## Prompt
Among the records, how many lines contain "sajttal"? Only the number is needed.

## Information
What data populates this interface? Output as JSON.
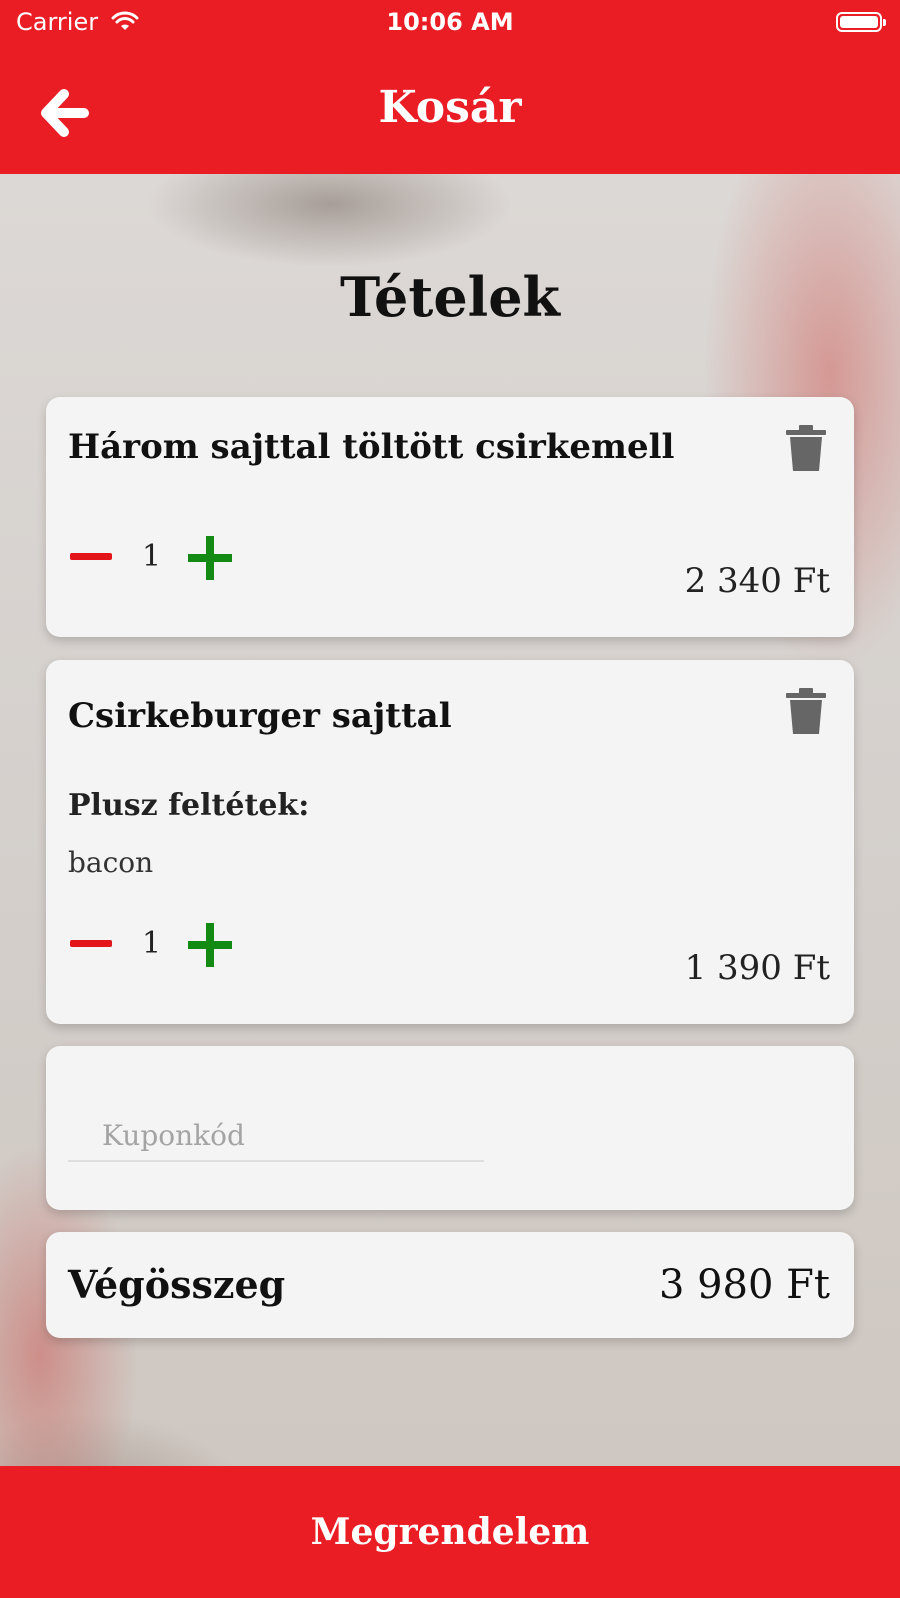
{
  "status_bar": {
    "carrier": "Carrier",
    "time": "10:06 AM"
  },
  "nav": {
    "title": "Kosár",
    "back_icon": "arrow-left-icon"
  },
  "section_title": "Tételek",
  "items": [
    {
      "name": "Három sajttal töltött csirkemell",
      "quantity": "1",
      "price": "2 340 Ft"
    },
    {
      "name": "Csirkeburger sajttal",
      "extras_label": "Plusz feltétek:",
      "extras": "bacon",
      "quantity": "1",
      "price": "1 390 Ft"
    }
  ],
  "coupon": {
    "placeholder": "Kuponkód",
    "value": ""
  },
  "total": {
    "label": "Végösszeg",
    "value": "3 980 Ft"
  },
  "order_button": {
    "label": "Megrendelem"
  },
  "colors": {
    "brand_red": "#ea1d25",
    "minus_red": "#e4141b",
    "plus_green": "#138a14",
    "card": "#f4f4f4",
    "trash": "#666666"
  }
}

## Task answer
2